Upon realization that we were screening a Burt Reynolds movie in November, we thought that that would be a good opportunity to collect donations for the Movember cause. What better movie icon to rally around than the actor with one of the most famous mustaches of all time?
UPDATE: We will be showing The King’s Speech on April 3, 6 & 7. Unfortunately, The Mayfair’s scheduled screenings of The King’s Speech (March 11-14 & 17) have been cancelled. Why? In early February, we booked The King’s Speech from distributor Alliance Atlantis.
A young Canadian actor named Michael Cera came to our attention with a breakthrough performance as part of the brilliant ensemble cast in the masterful comedy TV series Arrested Development (immense gushing praise I know…but it was a damn good show). As with many an excellent show before it,
The Belgian black comedy The Misfortunates opens this weekend and plays until May 6. Jay Stone of The Ottawa Citizen has given it a glowing review. Check it out: Dysfunction spun into a fine yarn Belgian boy’s growing-up told as a tragicomedy By Jay Stone, The Ottawa

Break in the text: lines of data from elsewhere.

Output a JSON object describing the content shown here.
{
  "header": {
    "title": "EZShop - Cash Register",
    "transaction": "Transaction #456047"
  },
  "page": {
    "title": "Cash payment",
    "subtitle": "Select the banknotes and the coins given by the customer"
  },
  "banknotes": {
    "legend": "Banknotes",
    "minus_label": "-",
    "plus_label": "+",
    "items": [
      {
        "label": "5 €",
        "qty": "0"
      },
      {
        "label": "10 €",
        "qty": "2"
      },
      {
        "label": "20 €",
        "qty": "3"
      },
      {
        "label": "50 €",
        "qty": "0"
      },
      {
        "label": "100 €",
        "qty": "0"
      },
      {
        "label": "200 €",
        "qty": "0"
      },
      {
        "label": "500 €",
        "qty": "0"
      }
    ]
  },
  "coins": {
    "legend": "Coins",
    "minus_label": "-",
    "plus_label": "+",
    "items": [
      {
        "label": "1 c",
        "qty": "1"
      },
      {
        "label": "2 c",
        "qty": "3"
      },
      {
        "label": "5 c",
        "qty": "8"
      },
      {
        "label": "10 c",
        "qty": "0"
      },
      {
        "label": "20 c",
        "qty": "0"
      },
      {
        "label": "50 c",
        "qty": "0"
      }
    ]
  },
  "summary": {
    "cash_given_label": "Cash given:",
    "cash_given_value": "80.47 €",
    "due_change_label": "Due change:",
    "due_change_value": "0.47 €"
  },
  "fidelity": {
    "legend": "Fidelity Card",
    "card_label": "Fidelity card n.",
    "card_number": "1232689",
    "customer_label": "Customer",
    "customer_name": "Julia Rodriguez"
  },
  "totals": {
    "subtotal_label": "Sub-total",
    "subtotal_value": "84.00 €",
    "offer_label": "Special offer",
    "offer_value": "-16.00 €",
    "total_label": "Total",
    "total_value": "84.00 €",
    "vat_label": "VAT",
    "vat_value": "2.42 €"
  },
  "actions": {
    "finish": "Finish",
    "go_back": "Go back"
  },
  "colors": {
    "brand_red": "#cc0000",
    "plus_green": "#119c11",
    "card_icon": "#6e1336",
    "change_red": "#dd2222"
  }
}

For more info on the Ottawa Adventure Film Festival, which includes screenings hosted at the Mayfair, click on over to the Ottawa Adventure Film Festival website! The OAFF features films from around the world highlighted in two programs. Mountains & Water is featured on November 16th & 23rd.
Stonewall Uprising is a new documentary about the growing gay rights movement in the late 60s that included a major riot outside the Stonewall, a New York City gay bar that was raided by police until one night in the summer of 1969, when its patrons refused to
Courtesy of newgrounds.com, The Room Tribute game is online! Check it out here: http://www.newgrounds.com/portal/view/547307 It’ll tear you apart! And don’t miss the 1 year anniversary screening of The Room on Saturday September 18 at 11:45pm.
We had sellout crowds for our presentations of Night of the Living Dead Live this past weekend. We also had some people show up who weren’t there for the show. They were there for the audience. Or more precisely, to save the audience members’ souls. Paul Latour: purification,
In 1971 a former medical doctor who had seen a lot of carnage in the emergency room met an aspiring filmmaker at a summer school film program. They produced a short titled Violence in the Cinema, Part 1, which won a number of film festival awards. Eight years later